Student reportedly brought gun to Lawrence High in response to off-campus threat

District calls on families to secure guns after firearm removed from student during lunch


Alex Stark

A police car is parked by Lawrence High School on Thursday afternoon, a day after a firearm was confiscated from a student.

By Daniel Davidson, Online Co-Editor in Chief

Parents need to help students and faculty keep schools safe by securing weapons in the home, Superintendent Anthony Lewis said Thursday in a tweet.

His call to action came a day after a loaded handgun was confiscated without incident from a student at Lawrence High on the first school day back from winter break.

“Our message to students, staff and families has been that if you see or hear something, say something,” Lewis said. “Our children and staff are doing their part. We need the community’s support to help keep all of our children safe.”


Faculty and the Lawrence Police Department confiscated the firearm after receiving a tip from a student, according to a district news release on Wednesday by director of communications Julie Boyle. No threats were made.

Administrators contacted law enforcement at 1:14 p.m. Wednesday, and the first officer arrived on the scene at 1:20 p.m., according to an email sent to The Budget on Thursday by Patrick Compton of the LPD’s public affairs unit.

Students said they saw the classmate removed by security team members and administrators during third lunch. The student resource officer usually assigned to Lawrence High was training at the time of the incident, but another SRO in the district responded shortly after the patrol officer, Compton said. Security guards are employed through the district while SRO’s are also Lawrence police officers.

Junior Joel Rose said he saw security guards approach a student in the corner of the lunchroom but assumed it had to do with drug paraphernalia.

“One of them took his backpack off and told him to start walking toward the front office,” Rose said. “I don’t know if they told him to raise his hands, but he did.”

Although administrators didn’t specify the type of firearm to staff, teachers said they were told during a staff meeting on Wednesday after school that the student had kept the gun in a satchel strung across his chest during the day. According to a tweet by USD 497, the gun was obtained from a “family member’s home.”

This marks the fourth weapon confiscated by administrators in the last two school years — two involving a firearm and one a taser last February. In all cases involving a firearm, a tip from students led to the discovery of the weapon by staff.

“Continue to help us encourage students to report safety concerns to a teacher or another adult at school,” interim Principal Cynthia Johnson said in a letter to LHS families on Wednesday. “Open communication leads to prevention!”

Similar to at least one other firearm incident last year, administrators determined the student’s intent to be self-protection. In this case, a conflict began during winter break and the student brought the firearm with the intent to protect himself from off-campus threats, according to a USD 497 tweet and an email sent to faculty members by school administrators on Thursday.
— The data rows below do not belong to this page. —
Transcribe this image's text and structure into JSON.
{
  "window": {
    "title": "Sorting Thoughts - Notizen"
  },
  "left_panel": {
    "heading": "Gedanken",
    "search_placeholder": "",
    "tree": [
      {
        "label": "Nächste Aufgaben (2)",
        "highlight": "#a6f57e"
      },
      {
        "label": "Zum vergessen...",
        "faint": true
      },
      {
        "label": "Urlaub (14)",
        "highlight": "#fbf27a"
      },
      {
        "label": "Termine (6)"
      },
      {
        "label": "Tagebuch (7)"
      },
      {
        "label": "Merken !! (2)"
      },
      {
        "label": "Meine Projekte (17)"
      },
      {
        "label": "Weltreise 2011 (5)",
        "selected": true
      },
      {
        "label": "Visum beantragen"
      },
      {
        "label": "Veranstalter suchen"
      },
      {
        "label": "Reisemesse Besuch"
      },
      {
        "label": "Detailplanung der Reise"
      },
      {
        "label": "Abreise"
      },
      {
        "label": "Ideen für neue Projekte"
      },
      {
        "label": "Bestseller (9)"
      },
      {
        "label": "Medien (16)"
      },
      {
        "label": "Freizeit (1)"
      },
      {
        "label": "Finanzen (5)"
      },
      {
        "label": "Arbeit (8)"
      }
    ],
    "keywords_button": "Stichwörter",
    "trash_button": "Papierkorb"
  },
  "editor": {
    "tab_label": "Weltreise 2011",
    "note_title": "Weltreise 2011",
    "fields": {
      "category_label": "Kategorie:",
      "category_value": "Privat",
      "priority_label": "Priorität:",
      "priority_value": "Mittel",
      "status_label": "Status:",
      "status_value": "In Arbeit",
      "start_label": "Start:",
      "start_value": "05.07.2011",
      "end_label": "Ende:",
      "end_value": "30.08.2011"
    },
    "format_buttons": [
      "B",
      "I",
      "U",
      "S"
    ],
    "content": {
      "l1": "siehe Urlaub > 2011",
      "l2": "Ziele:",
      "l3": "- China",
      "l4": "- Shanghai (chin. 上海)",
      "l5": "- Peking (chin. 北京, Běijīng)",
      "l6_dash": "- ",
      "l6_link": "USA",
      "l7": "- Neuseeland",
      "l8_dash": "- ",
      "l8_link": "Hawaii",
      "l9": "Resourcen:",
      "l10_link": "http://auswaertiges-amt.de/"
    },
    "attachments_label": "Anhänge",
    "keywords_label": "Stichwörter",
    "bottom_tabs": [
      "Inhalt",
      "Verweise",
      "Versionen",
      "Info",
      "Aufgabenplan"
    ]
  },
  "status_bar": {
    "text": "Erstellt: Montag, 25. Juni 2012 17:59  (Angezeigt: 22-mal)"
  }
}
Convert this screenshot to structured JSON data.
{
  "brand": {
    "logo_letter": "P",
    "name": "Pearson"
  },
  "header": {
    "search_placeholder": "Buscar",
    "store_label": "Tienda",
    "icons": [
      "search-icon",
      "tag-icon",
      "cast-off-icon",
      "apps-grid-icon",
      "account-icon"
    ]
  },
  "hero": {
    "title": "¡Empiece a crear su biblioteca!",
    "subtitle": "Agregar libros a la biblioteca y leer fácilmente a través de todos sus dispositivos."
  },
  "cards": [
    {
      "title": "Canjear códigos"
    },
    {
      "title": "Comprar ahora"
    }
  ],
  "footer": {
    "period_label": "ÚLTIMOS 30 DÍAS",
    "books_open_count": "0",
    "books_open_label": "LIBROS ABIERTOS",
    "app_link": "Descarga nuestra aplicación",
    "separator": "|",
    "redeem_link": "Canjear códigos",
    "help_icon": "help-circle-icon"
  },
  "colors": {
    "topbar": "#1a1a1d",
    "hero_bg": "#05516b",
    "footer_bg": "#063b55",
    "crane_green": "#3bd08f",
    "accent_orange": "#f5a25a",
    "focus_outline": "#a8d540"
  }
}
School board policy and state law state that when a weapon is brought on campus, the student will be expelled for no less than one year of school. Exceptions to this policy come at the superintendent’s discretion.

On Thursday, faculty members were reminded by email that the school’s mental health team is open to students who have concerns or need support. Members of the team can be accessed through the Student Services office.

The several safety incidents last year resulted in greater efforts to build relationships between faculty and students, as well as a community conversation hosted by Lewis at Lawrence High. The district has also partnered with BeSMART, an organization that advocates firearm safety education.

“I think It’s kind of crazy that people bring stuff like that to school especially because it was our first day back from school,” junior Alicia Robinson said. “It’s kind of scary because it’s happened multiple times so we don’t know if it’s going to happen again.”

Update 1/10/2020 10:02 a.m. — Compton, in an email to The Budget on Friday, confirmed the firearm confiscated was a handgun.

Sami Turner and Meriel Salisbury contributed to this report.